Beat France with a four-try flourish and Scotland suddenly becomes a blip. If Ireland can then be defeated at Twickenham next week the landscape will once again be transformed. Jones insists he is “not a magician” but who knows for certain what will unfold in Dublin?
Amid all the bonus-point conjecture – whether or not Ireland tie up the title prematurely it is important to reward teams for positive intent – there is also the minor detail of England and France occupying the same RWC 2019 pool in Japan. England cannot afford to lose, regardless of events elsewhere. – Guardian
FRANCE: H Bonneval (Toulon); B Fall (Montpellier), M Bastareaud (Toulon), G Doumayrou (La Rochelle), R Grosso (Clermont Auvergne); F Trinh-Duc (Toulon), M Machenaud (Racing 92); J Poirot (Bordeaux-Begles), G Guirado (Toulon, capt), R Slimani (Clermont Auvergne), P Gabrillagues (Stade Francais), S Vahaamahina (Clermont Auvergne), W Lauret (Racing 92), Y Camara (Montpellier), M Tauleigne (Bordeaux-Begles).
Replacements: A Pelissie (Bordeaux-Begles), D Priso (La Rochelle), C Gomes Sa (Racing 92), R Taofifenua (Toulon), K Galletier (Montpellier), B Couilloud (Lyon), L Beauxis (Lyon), G Fickou (Toulouse).
ENGLAND: A Watson (Bath); J May (Leicester), B Te’o (Worcester), O Farrell (Saracens, capt), E Daly (Wasps); G Ford (Leicester), D Care (Harlequins); M Vunipola (Saracens), J George (Saracens), D Cole (Leicester), J Launchbury (Wasps), M Itoje (Saracens), C Lawes (Northampton), C Robshaw (Harlequins), N Hughes (Wasps).

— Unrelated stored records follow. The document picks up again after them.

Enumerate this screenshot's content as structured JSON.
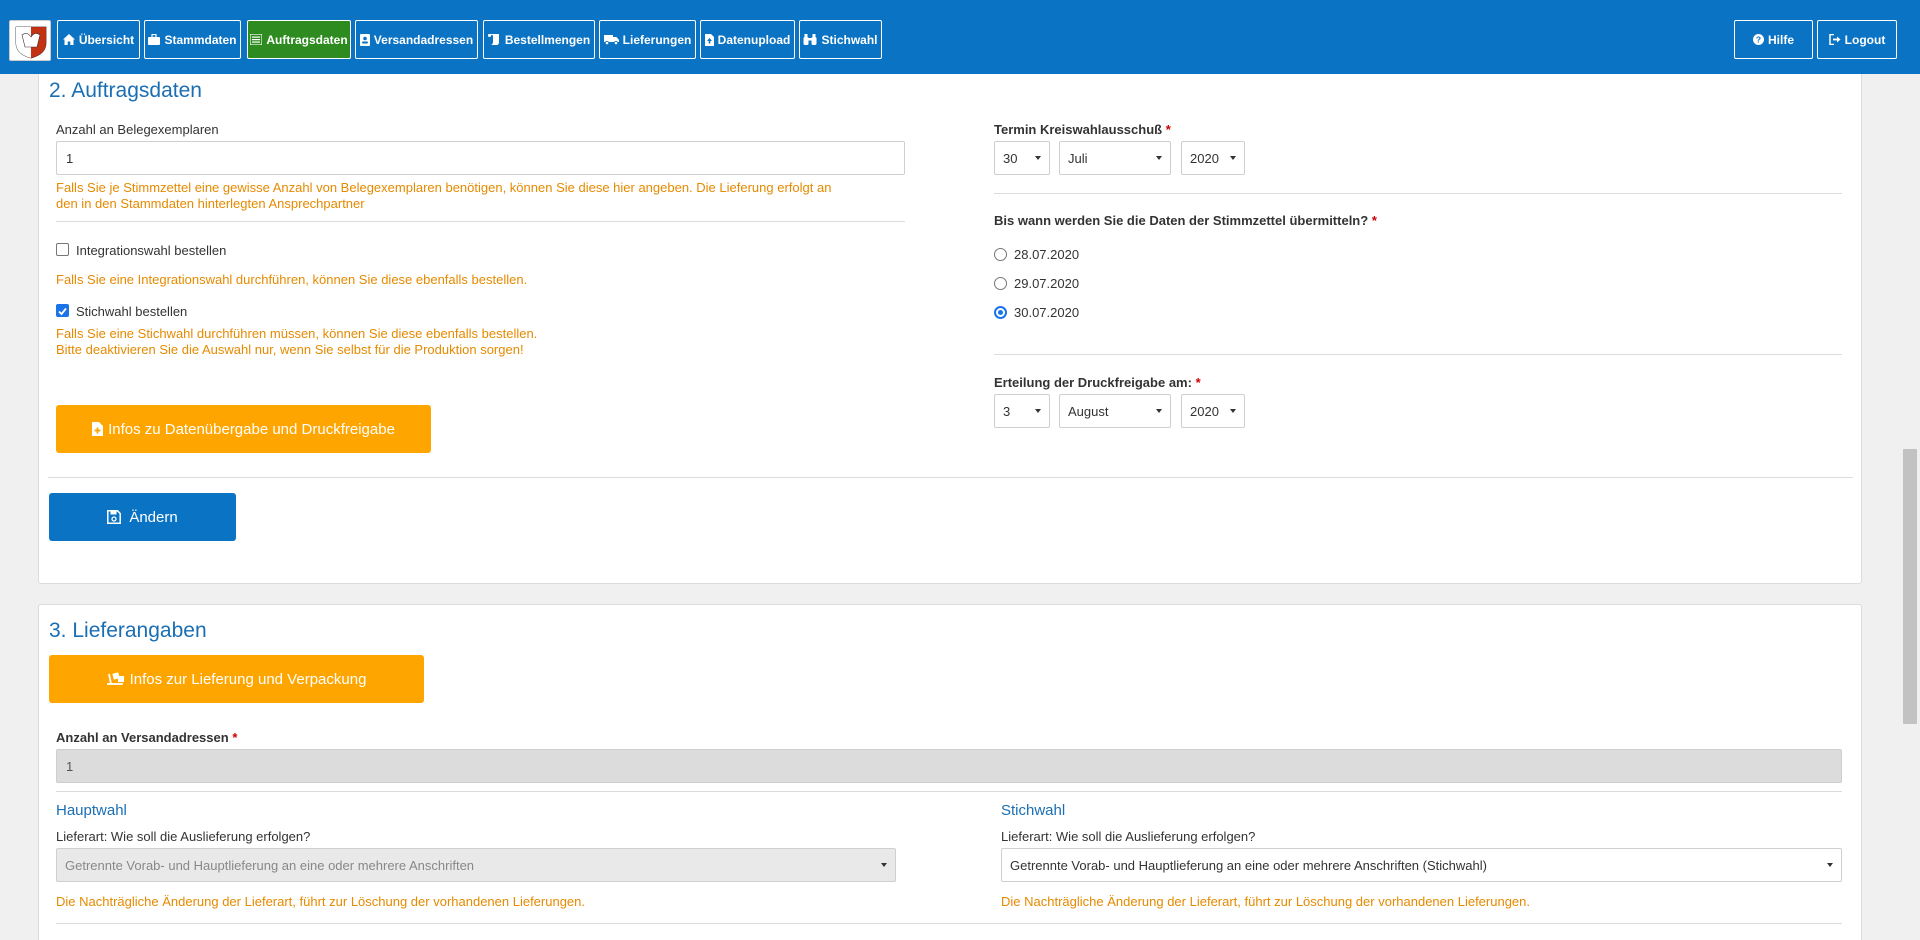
{
  "nav": {
    "items": [
      {
        "label": "Übersicht",
        "icon": "home-icon"
      },
      {
        "label": "Stammdaten",
        "icon": "briefcase-icon"
      },
      {
        "label": "Auftragsdaten",
        "icon": "list-icon"
      },
      {
        "label": "Versandadressen",
        "icon": "address-card-icon"
      },
      {
        "label": "Bestellmengen",
        "icon": "scroll-icon"
      },
      {
        "label": "Lieferungen",
        "icon": "truck-icon"
      },
      {
        "label": "Datenupload",
        "icon": "file-upload-icon"
      },
      {
        "label": "Stichwahl",
        "icon": "binoculars-icon"
      }
    ],
    "active": "Auftragsdaten",
    "help_label": "Hilfe",
    "logout_label": "Logout"
  },
  "auftragsdaten": {
    "title": "2. Auftragsdaten",
    "belegexemplare_label": "Anzahl an Belegexemplaren",
    "belegexemplare_value": "1",
    "belegexemplare_hint_1": "Falls Sie je Stimmzettel eine gewisse Anzahl von Belegexemplaren benötigen, können Sie diese hier angeben. Die Lieferung erfolgt an",
    "belegexemplare_hint_2": "den in den Stammdaten hinterlegten Ansprechpartner",
    "integrationswahl_label": "Integrationswahl bestellen",
    "integrationswahl_checked": false,
    "integrationswahl_hint": "Falls Sie eine Integrationswahl durchführen, können Sie diese ebenfalls bestellen.",
    "stichwahl_label": "Stichwahl bestellen",
    "stichwahl_checked": true,
    "stichwahl_hint_1": "Falls Sie eine Stichwahl durchführen müssen, können Sie diese ebenfalls bestellen.",
    "stichwahl_hint_2": "Bitte deaktivieren Sie die Auswahl nur, wenn Sie selbst für die Produktion sorgen!",
    "info_button_label": "Infos zu Datenübergabe und Druckfreigabe",
    "termin_label": "Termin Kreiswahlausschuß",
    "termin_day": "30",
    "termin_month": "Juli",
    "termin_year": "2020",
    "uebermittlung_question": "Bis wann werden Sie die Daten der Stimmzettel übermitteln?",
    "uebermittlung_options": [
      "28.07.2020",
      "29.07.2020",
      "30.07.2020"
    ],
    "uebermittlung_selected": "30.07.2020",
    "druckfreigabe_label": "Erteilung der Druckfreigabe am:",
    "druckfreigabe_day": "3",
    "druckfreigabe_month": "August",
    "druckfreigabe_year": "2020",
    "required_marker": "*",
    "save_button_label": "Ändern"
  },
  "lieferangaben": {
    "title": "3. Lieferangaben",
    "info_button_label": "Infos zur Lieferung und Verpackung",
    "versandadressen_label": "Anzahl an Versandadressen",
    "versandadressen_value": "1",
    "hauptwahl": {
      "title": "Hauptwahl",
      "lieferart_label": "Lieferart: Wie soll die Auslieferung erfolgen?",
      "lieferart_value": "Getrennte Vorab- und Hauptlieferung an eine oder mehrere Anschriften",
      "hint": "Die Nachträgliche Änderung der Lieferart, führt zur Löschung der vorhandenen Lieferungen."
    },
    "stichwahl": {
      "title": "Stichwahl",
      "lieferart_label": "Lieferart: Wie soll die Auslieferung erfolgen?",
      "lieferart_value": "Getrennte Vorab- und Hauptlieferung an eine oder mehrere Anschriften (Stichwahl)",
      "hint": "Die Nachträgliche Änderung der Lieferart, führt zur Löschung der vorhandenen Lieferungen."
    }
  },
  "colors": {
    "nav_blue": "#0a73c4",
    "active_green": "#2e8b1f",
    "orange": "#ffa500",
    "hint_orange": "#e68a00",
    "heading_blue": "#1a6eb4"
  }
}
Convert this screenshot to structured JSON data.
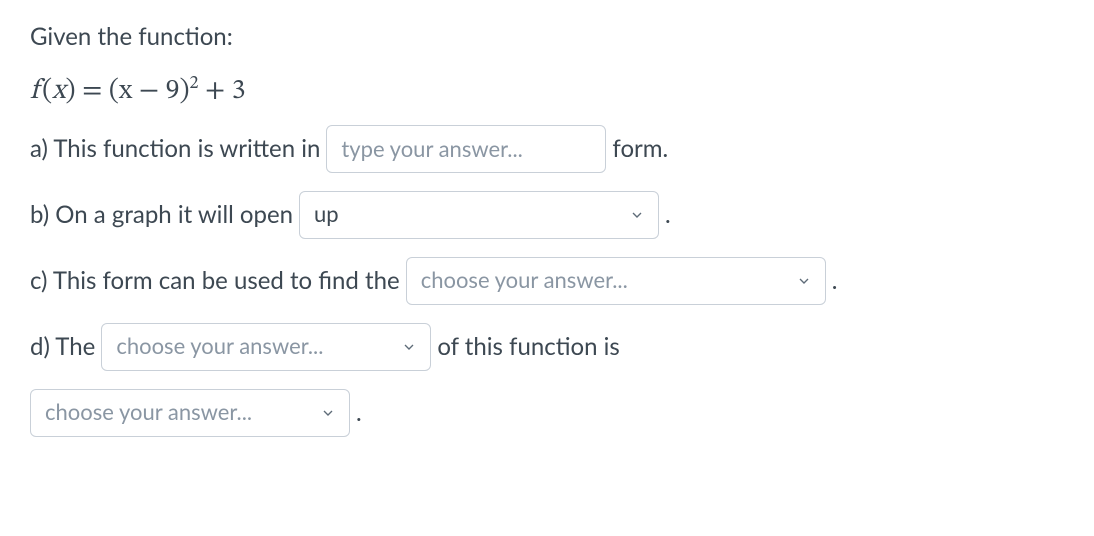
{
  "intro": "Given the function:",
  "formula": {
    "lhs_f": "f",
    "lhs_x": "x",
    "rhs_base": "(x − 9)",
    "rhs_exp": "2",
    "rhs_tail": " + 3"
  },
  "a": {
    "prefix": "a) This function is written in",
    "input_placeholder": "type your answer...",
    "input_value": "",
    "suffix": "form."
  },
  "b": {
    "prefix": "b) On a graph it will open",
    "select_value": "up",
    "period": "."
  },
  "c": {
    "prefix": "c) This form can be used to find the",
    "select_placeholder": "choose your answer...",
    "period": "."
  },
  "d": {
    "prefix": "d) The",
    "select1_placeholder": "choose your answer...",
    "middle": "of this function is",
    "select2_placeholder": "choose your answer...",
    "period": "."
  }
}
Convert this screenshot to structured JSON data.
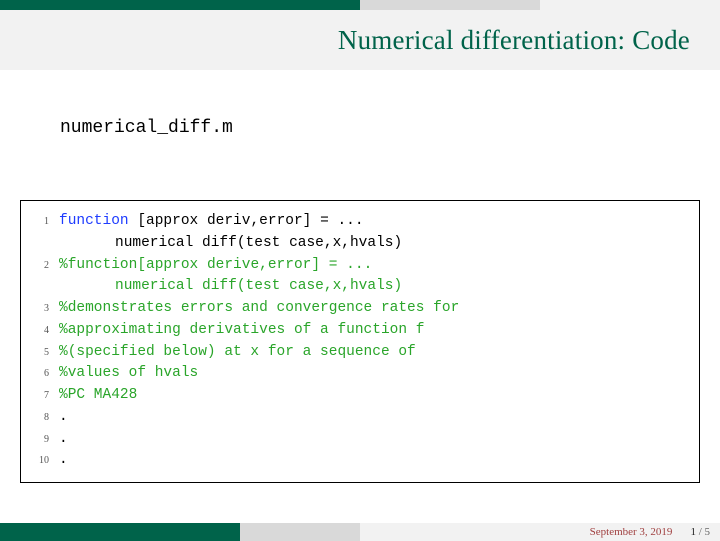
{
  "header": {
    "title": "Numerical differentiation: Code"
  },
  "filename": "numerical_diff.m",
  "code": {
    "lines": [
      {
        "n": "1",
        "kw": "function",
        "plain1": " [approx",
        "plain2": "deriv,error] = ..."
      },
      {
        "cont": true,
        "plain": "numerical",
        "plain2": "diff(test",
        "plain3": "case,x,hvals)"
      },
      {
        "n": "2",
        "cmt1": "%function[approx",
        "cmt2": "derive,error] = ..."
      },
      {
        "cont": true,
        "cmt1": "numerical",
        "cmt2": "diff(test",
        "cmt3": "case,x,hvals)"
      },
      {
        "n": "3",
        "cmt": "%demonstrates errors and convergence rates for"
      },
      {
        "n": "4",
        "cmt": "%approximating derivatives of a function f"
      },
      {
        "n": "5",
        "cmt": "%(specified below) at x for a sequence of"
      },
      {
        "n": "6",
        "cmt": "%values of hvals"
      },
      {
        "n": "7",
        "cmt": "%PC MA428"
      },
      {
        "n": "8",
        "plain": "."
      },
      {
        "n": "9",
        "plain": "."
      },
      {
        "n": "10",
        "plain": "."
      }
    ]
  },
  "footer": {
    "date": "September 3, 2019",
    "page_current": "1",
    "page_sep": " / ",
    "page_total": "5"
  }
}
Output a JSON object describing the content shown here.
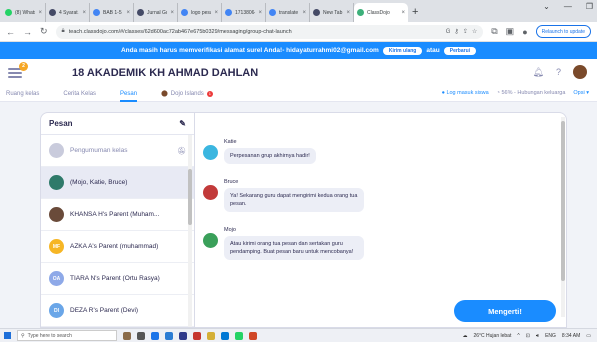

Replacements: L Cowan-Dickie (Exeter), J Marler (Harlequins), K Sinckler (Harlequins), J Haskell (Wasps), S Simmonds (Exeter), R Wigglesworth (Saracens), J Joseph (Bath), M Brown (Harlequins).
Referee: Jaco Peyper (South Africa).